Best address: Georgian cottages in the conservation area; Victorian terraces on Archery Square.
- House price growth = 2.6%
- Homeowner turnover = 8%
- 7 sports centres
- 7 bookshops
This year the clocks go forward by an hour on Sunday, 25th March, marking the start of British Summer Time (BST). BST will begin at 01:00 GMT (Greenwich Mean Time), meaning that people in the UK will have one hour less sleep as 1am becomes 2am. The reasoning behind switching to BST is to have more daylight in the evenings. GMT resumes in autumn, on Sunday, 28th October. At 02:00 BST, the clocks will go back an hour to become 01:00 GMT again. This is so there is more daylight hours during the winter months. An easy way to remember how clocks change is the phrase: 'Clocks spring forward in spring and fall back in the fall'.
Friday, 12th January 2018
Strong north-easterly winds over the weekend damaged 42 boards on the lower deck and caused extensive damage to the D&WAA cabin. Both the lower deck and cabin remain closed to the public until further notice. For news of progress with repairs to the storm-damaged decking and cabin call 01304 363815.
Sunday, 4th February 2018
Strong north-easterly winds on Saturday night have caused further damage to the lower deck which remains closed to the public until further notice.
Lower deck storm damage (picture by Kevin Spencer)
KentLive Friday, 29th December 2017
A filthy public loo in Deal may get a spruce up after a business offered to step in and clean it. Channel Facilities Management will be providing a deep clean in early January.
A public toilet in Deal which is arguably one of the filthiest in Kent is about to get the spruce up it so desperately needs. The King Street loos were originally condemned as "filthy" by a parent who, after taking her son in there to use the toilet, walked away in disgust. The grimy toilets had a broken light fitting, no toilet roll and empty cans of lager on the floor, as well as a dirt-covered baby-changing table with the words "Would you put a baby on here? I wouldn't. It's disgusting", scrawled on it. Its poor state was reported by Labour Cllr Ann Napier.
After reading Kent Live's article, the owners of Channel Facilities Management, a Deal firm specialising in cleaning, security, grounds maintenance and pest control, felt compelled to lend their services. They got in contact with Dover District Council and agreed to provide a one-off deep clean, free of charge, to the King Street and Pier toilet blocks. From 7.30am onwards on Thursday, 4th January 2018, workers from the firm will tackle the toilets to bring them back up to a respectable standard.
Joe Gregory-Foster, one of the owners of the company, said:

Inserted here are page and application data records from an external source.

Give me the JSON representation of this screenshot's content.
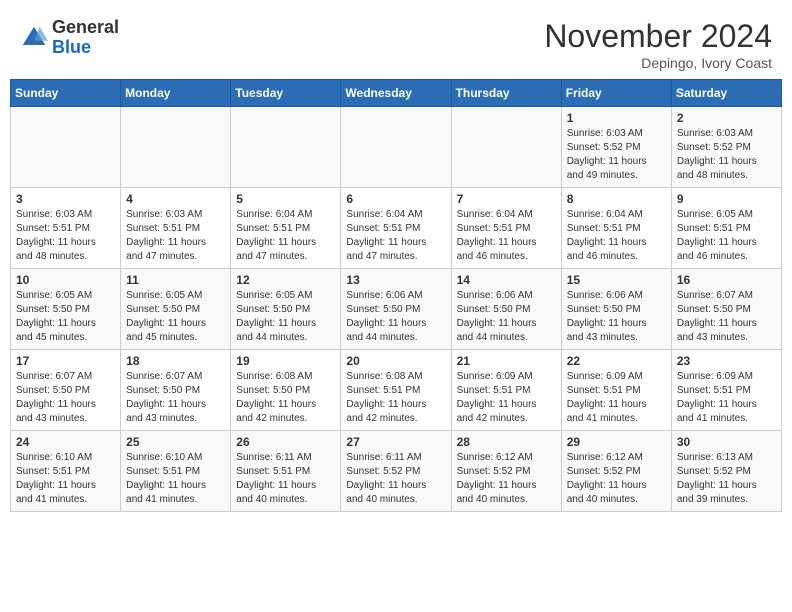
{
  "header": {
    "logo_general": "General",
    "logo_blue": "Blue",
    "month_title": "November 2024",
    "location": "Depingo, Ivory Coast"
  },
  "weekdays": [
    "Sunday",
    "Monday",
    "Tuesday",
    "Wednesday",
    "Thursday",
    "Friday",
    "Saturday"
  ],
  "weeks": [
    [
      {
        "day": "",
        "info": ""
      },
      {
        "day": "",
        "info": ""
      },
      {
        "day": "",
        "info": ""
      },
      {
        "day": "",
        "info": ""
      },
      {
        "day": "",
        "info": ""
      },
      {
        "day": "1",
        "info": "Sunrise: 6:03 AM\nSunset: 5:52 PM\nDaylight: 11 hours and 49 minutes."
      },
      {
        "day": "2",
        "info": "Sunrise: 6:03 AM\nSunset: 5:52 PM\nDaylight: 11 hours and 48 minutes."
      }
    ],
    [
      {
        "day": "3",
        "info": "Sunrise: 6:03 AM\nSunset: 5:51 PM\nDaylight: 11 hours and 48 minutes."
      },
      {
        "day": "4",
        "info": "Sunrise: 6:03 AM\nSunset: 5:51 PM\nDaylight: 11 hours and 47 minutes."
      },
      {
        "day": "5",
        "info": "Sunrise: 6:04 AM\nSunset: 5:51 PM\nDaylight: 11 hours and 47 minutes."
      },
      {
        "day": "6",
        "info": "Sunrise: 6:04 AM\nSunset: 5:51 PM\nDaylight: 11 hours and 47 minutes."
      },
      {
        "day": "7",
        "info": "Sunrise: 6:04 AM\nSunset: 5:51 PM\nDaylight: 11 hours and 46 minutes."
      },
      {
        "day": "8",
        "info": "Sunrise: 6:04 AM\nSunset: 5:51 PM\nDaylight: 11 hours and 46 minutes."
      },
      {
        "day": "9",
        "info": "Sunrise: 6:05 AM\nSunset: 5:51 PM\nDaylight: 11 hours and 46 minutes."
      }
    ],
    [
      {
        "day": "10",
        "info": "Sunrise: 6:05 AM\nSunset: 5:50 PM\nDaylight: 11 hours and 45 minutes."
      },
      {
        "day": "11",
        "info": "Sunrise: 6:05 AM\nSunset: 5:50 PM\nDaylight: 11 hours and 45 minutes."
      },
      {
        "day": "12",
        "info": "Sunrise: 6:05 AM\nSunset: 5:50 PM\nDaylight: 11 hours and 44 minutes."
      },
      {
        "day": "13",
        "info": "Sunrise: 6:06 AM\nSunset: 5:50 PM\nDaylight: 11 hours and 44 minutes."
      },
      {
        "day": "14",
        "info": "Sunrise: 6:06 AM\nSunset: 5:50 PM\nDaylight: 11 hours and 44 minutes."
      },
      {
        "day": "15",
        "info": "Sunrise: 6:06 AM\nSunset: 5:50 PM\nDaylight: 11 hours and 43 minutes."
      },
      {
        "day": "16",
        "info": "Sunrise: 6:07 AM\nSunset: 5:50 PM\nDaylight: 11 hours and 43 minutes."
      }
    ],
    [
      {
        "day": "17",
        "info": "Sunrise: 6:07 AM\nSunset: 5:50 PM\nDaylight: 11 hours and 43 minutes."
      },
      {
        "day": "18",
        "info": "Sunrise: 6:07 AM\nSunset: 5:50 PM\nDaylight: 11 hours and 43 minutes."
      },
      {
        "day": "19",
        "info": "Sunrise: 6:08 AM\nSunset: 5:50 PM\nDaylight: 11 hours and 42 minutes."
      },
      {
        "day": "20",
        "info": "Sunrise: 6:08 AM\nSunset: 5:51 PM\nDaylight: 11 hours and 42 minutes."
      },
      {
        "day": "21",
        "info": "Sunrise: 6:09 AM\nSunset: 5:51 PM\nDaylight: 11 hours and 42 minutes."
      },
      {
        "day": "22",
        "info": "Sunrise: 6:09 AM\nSunset: 5:51 PM\nDaylight: 11 hours and 41 minutes."
      },
      {
        "day": "23",
        "info": "Sunrise: 6:09 AM\nSunset: 5:51 PM\nDaylight: 11 hours and 41 minutes."
      }
    ],
    [
      {
        "day": "24",
        "info": "Sunrise: 6:10 AM\nSunset: 5:51 PM\nDaylight: 11 hours and 41 minutes."
      },
      {
        "day": "25",
        "info": "Sunrise: 6:10 AM\nSunset: 5:51 PM\nDaylight: 11 hours and 41 minutes."
      },
      {
        "day": "26",
        "info": "Sunrise: 6:11 AM\nSunset: 5:51 PM\nDaylight: 11 hours and 40 minutes."
      },
      {
        "day": "27",
        "info": "Sunrise: 6:11 AM\nSunset: 5:52 PM\nDaylight: 11 hours and 40 minutes."
      },
      {
        "day": "28",
        "info": "Sunrise: 6:12 AM\nSunset: 5:52 PM\nDaylight: 11 hours and 40 minutes."
      },
      {
        "day": "29",
        "info": "Sunrise: 6:12 AM\nSunset: 5:52 PM\nDaylight: 11 hours and 40 minutes."
      },
      {
        "day": "30",
        "info": "Sunrise: 6:13 AM\nSunset: 5:52 PM\nDaylight: 11 hours and 39 minutes."
      }
    ]
  ]
}
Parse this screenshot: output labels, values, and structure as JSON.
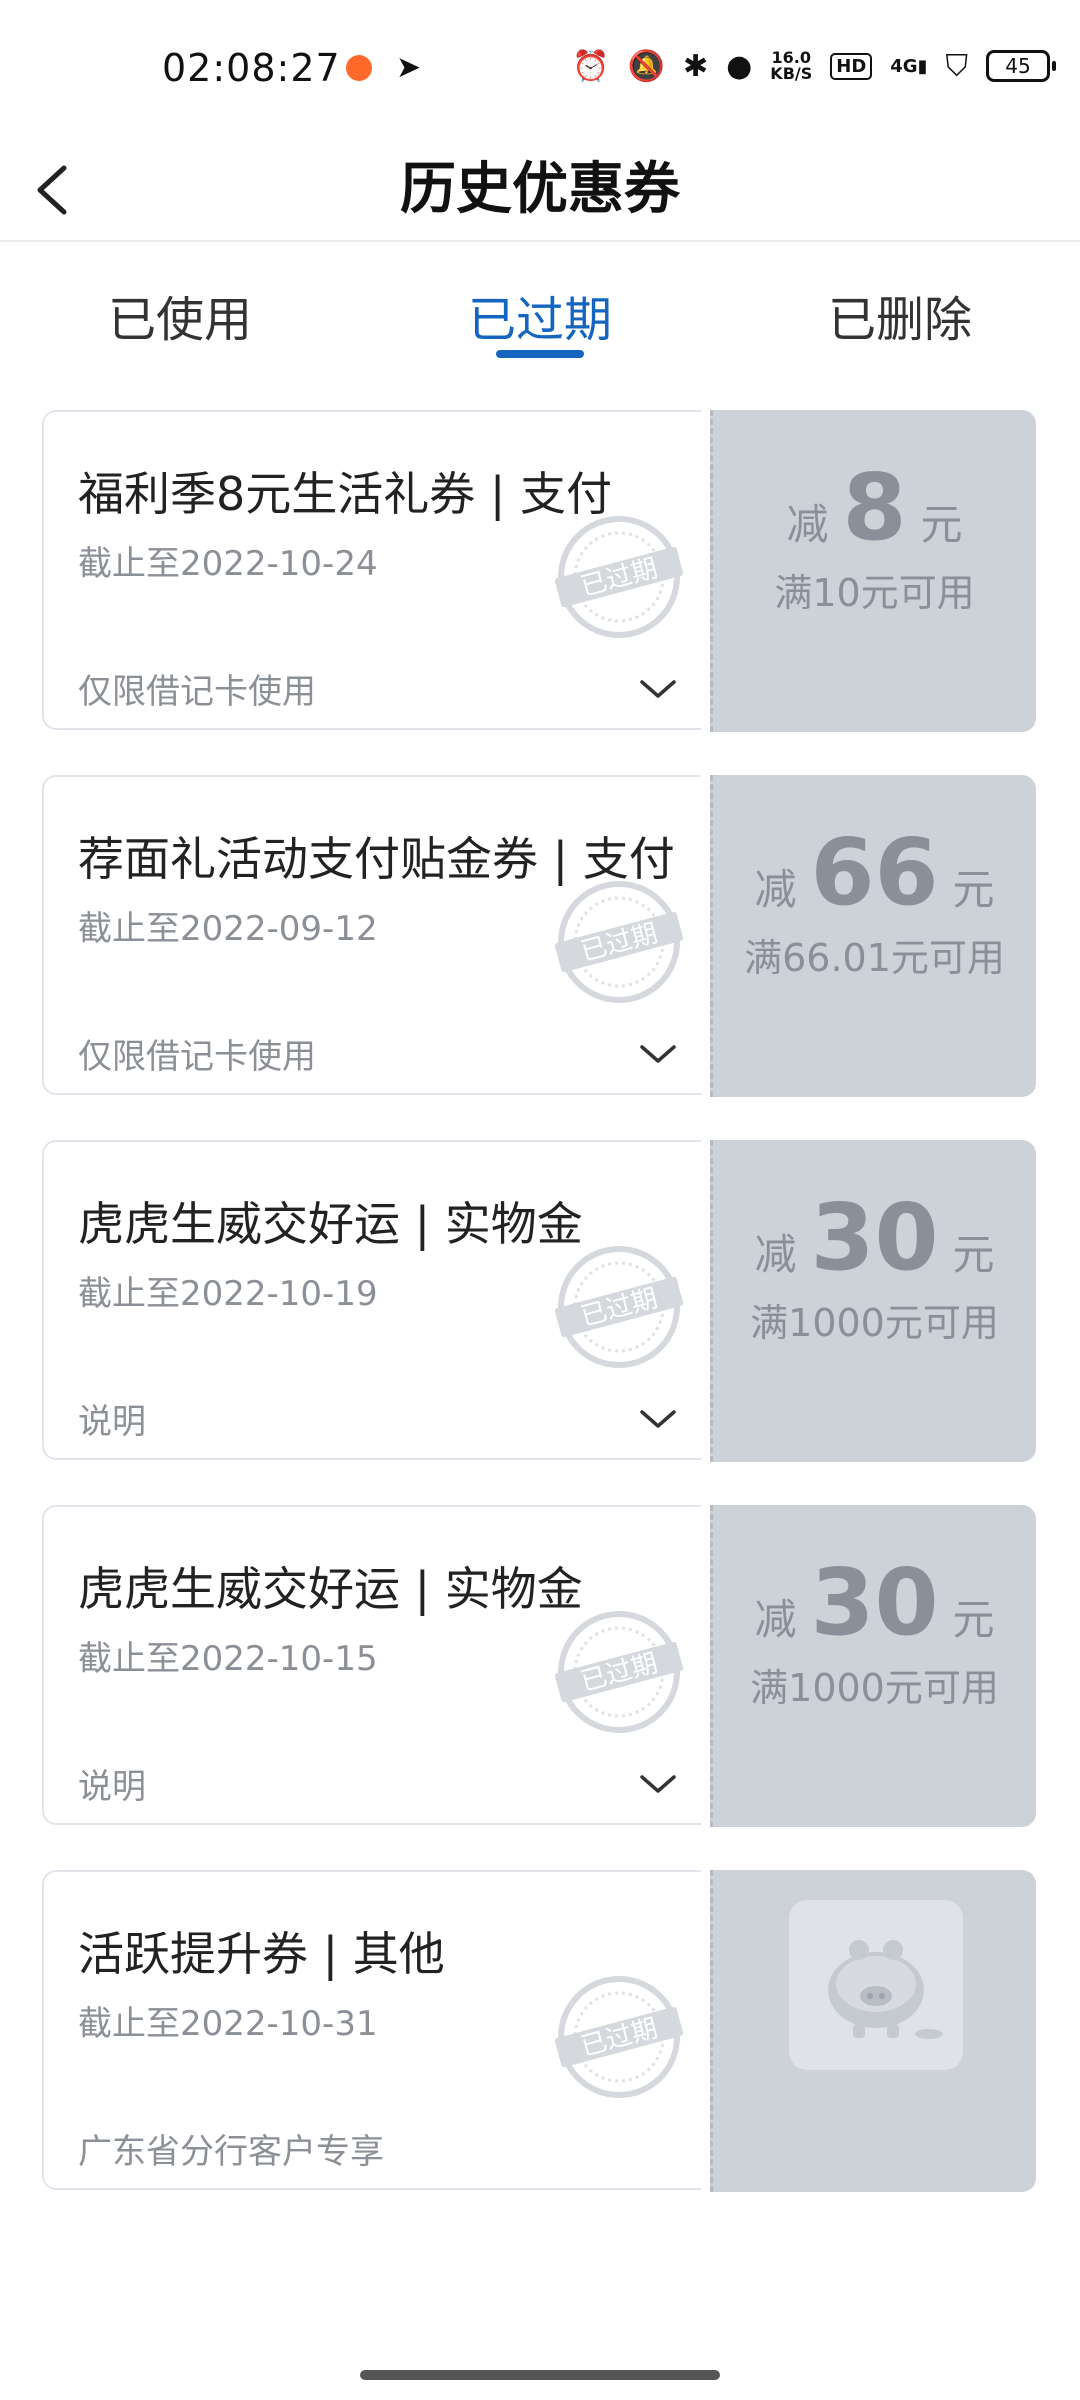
{
  "status_bar": {
    "time": "02:08:27",
    "net_speed_value": "16.0",
    "net_speed_unit": "KB/S",
    "hd": "HD",
    "network": "4G",
    "battery": "45"
  },
  "header": {
    "title": "历史优惠券"
  },
  "tabs": [
    {
      "label": "已使用",
      "active": false
    },
    {
      "label": "已过期",
      "active": true
    },
    {
      "label": "已删除",
      "active": false
    }
  ],
  "stamp_text": "已过期",
  "coupons": [
    {
      "title": "福利季8元生活礼券 | 支付",
      "date": "截止至2022-10-24",
      "note": "仅限借记卡使用",
      "amount_prefix": "减",
      "amount": "8",
      "amount_unit": "元",
      "condition": "满10元可用"
    },
    {
      "title": "荐面礼活动支付贴金券 | 支付",
      "date": "截止至2022-09-12",
      "note": "仅限借记卡使用",
      "amount_prefix": "减",
      "amount": "66",
      "amount_unit": "元",
      "condition": "满66.01元可用"
    },
    {
      "title": "虎虎生威交好运 | 实物金",
      "date": "截止至2022-10-19",
      "note": "说明",
      "amount_prefix": "减",
      "amount": "30",
      "amount_unit": "元",
      "condition": "满1000元可用"
    },
    {
      "title": "虎虎生威交好运 | 实物金",
      "date": "截止至2022-10-15",
      "note": "说明",
      "amount_prefix": "减",
      "amount": "30",
      "amount_unit": "元",
      "condition": "满1000元可用"
    },
    {
      "title": "活跃提升券 | 其他",
      "date": "截止至2022-10-31",
      "note": "广东省分行客户专享",
      "image": "piggy-bank-icon"
    }
  ],
  "colors": {
    "accent": "#1565c0",
    "coupon_right_bg": "#cdd1d8",
    "muted_text": "#8a9099"
  }
}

"We read the article regarding the King Street public toilets in Deal and how the community are really dissatisfied with the cleanliness. The reaction on Facebook really caused a huge stir within the community with more and more complaints being made to the council. We will be giving both sets of toilets a complete deep clean free of charge. We want to showcase that just because these public conveniences are old, they can still be left in a clean and tidy state."

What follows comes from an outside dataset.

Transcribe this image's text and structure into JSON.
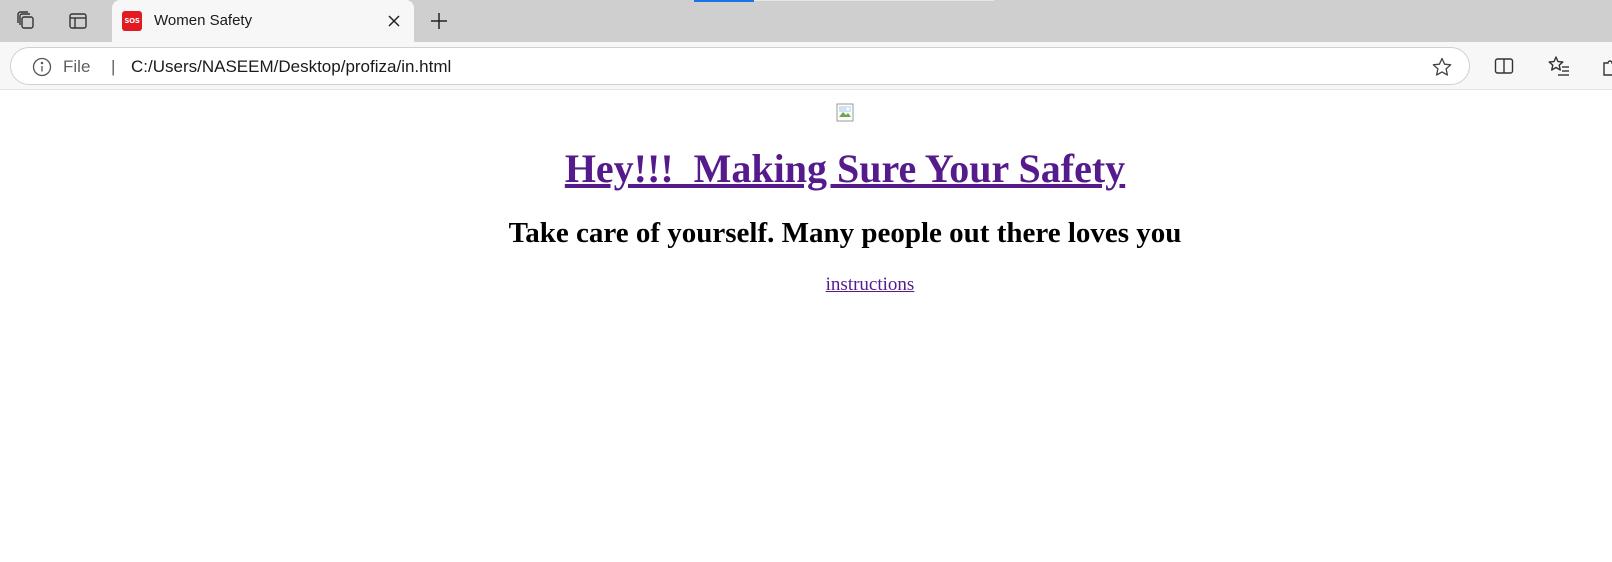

Mr Gregory-Foster also stressed that as well as making sure the toilets are clean, they will make sure the job is handled in an environmentally friendly way, as with all their cleaning work. He said:
"As a cleaning company we use no harmful chemicals. All of our products are enzyme-based which means they are safe for the environment, humans and animals. We are a very green company that are trying to change the way commercial cleaning harms the planet."

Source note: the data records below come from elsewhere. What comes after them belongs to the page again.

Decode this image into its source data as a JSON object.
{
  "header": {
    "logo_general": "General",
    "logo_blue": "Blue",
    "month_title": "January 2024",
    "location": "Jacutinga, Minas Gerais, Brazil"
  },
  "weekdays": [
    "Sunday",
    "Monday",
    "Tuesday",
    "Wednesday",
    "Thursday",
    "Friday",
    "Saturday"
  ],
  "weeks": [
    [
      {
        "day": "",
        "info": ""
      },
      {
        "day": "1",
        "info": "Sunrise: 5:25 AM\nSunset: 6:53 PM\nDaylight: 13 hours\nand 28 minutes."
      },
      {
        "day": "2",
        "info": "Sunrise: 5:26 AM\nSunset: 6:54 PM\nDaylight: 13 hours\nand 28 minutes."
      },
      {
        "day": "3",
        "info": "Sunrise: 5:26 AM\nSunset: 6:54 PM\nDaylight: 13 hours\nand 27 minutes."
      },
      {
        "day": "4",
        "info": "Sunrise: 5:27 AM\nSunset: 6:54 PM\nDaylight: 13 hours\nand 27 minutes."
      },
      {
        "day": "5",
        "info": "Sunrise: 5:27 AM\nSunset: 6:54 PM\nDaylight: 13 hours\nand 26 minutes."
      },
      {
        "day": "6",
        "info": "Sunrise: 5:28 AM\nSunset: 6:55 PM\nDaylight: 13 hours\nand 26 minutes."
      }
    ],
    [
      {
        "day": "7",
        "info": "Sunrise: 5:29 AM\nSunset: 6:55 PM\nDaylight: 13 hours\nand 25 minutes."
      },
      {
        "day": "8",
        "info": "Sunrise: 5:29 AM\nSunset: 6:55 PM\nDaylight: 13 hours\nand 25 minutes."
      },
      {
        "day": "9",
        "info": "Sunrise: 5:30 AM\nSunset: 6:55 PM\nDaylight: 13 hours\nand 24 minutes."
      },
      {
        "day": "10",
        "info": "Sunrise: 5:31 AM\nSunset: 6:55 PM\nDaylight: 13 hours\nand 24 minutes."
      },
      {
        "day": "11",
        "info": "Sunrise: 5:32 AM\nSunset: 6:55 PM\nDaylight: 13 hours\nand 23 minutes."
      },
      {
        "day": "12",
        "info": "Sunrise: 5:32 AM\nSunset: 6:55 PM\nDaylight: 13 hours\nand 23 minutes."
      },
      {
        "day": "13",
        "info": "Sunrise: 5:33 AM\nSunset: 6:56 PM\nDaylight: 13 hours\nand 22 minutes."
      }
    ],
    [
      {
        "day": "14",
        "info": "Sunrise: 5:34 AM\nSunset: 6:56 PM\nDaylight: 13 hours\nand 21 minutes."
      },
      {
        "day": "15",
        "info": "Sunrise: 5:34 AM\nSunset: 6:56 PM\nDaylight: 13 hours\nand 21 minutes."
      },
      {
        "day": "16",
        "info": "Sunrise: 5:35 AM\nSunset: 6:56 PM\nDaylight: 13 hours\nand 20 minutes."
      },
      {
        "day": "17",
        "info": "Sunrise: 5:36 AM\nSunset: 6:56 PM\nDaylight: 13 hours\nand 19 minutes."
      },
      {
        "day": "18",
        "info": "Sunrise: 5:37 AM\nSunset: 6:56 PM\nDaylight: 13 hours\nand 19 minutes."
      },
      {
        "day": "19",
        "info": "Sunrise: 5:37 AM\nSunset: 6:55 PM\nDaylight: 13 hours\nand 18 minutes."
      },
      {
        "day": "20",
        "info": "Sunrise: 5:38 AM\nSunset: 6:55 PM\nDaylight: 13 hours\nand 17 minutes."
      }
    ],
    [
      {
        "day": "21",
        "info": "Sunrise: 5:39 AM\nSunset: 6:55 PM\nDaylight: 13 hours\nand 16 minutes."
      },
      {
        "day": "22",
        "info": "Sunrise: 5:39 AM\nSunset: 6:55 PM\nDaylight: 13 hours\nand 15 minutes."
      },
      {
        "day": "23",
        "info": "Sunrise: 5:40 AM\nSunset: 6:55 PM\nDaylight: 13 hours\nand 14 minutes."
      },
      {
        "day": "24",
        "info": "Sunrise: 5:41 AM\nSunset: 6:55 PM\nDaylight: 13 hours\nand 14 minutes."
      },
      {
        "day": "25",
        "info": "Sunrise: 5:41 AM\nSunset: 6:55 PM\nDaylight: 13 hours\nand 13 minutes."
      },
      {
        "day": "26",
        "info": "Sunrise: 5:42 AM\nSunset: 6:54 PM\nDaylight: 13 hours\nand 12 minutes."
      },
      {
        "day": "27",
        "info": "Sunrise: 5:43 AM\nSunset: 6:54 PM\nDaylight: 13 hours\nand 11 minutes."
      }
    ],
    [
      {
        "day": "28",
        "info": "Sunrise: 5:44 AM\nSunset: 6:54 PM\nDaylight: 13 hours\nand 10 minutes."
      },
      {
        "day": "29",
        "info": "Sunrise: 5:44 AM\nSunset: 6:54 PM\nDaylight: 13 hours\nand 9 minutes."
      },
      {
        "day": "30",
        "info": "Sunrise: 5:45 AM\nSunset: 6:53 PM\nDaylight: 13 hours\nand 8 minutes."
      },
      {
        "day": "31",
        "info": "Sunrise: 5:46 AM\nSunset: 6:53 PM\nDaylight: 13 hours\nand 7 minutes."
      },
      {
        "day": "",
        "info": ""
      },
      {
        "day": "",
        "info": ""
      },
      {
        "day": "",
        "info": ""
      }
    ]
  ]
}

The council has not yet confirmed that the toilets will receive more cleaning attention in the future.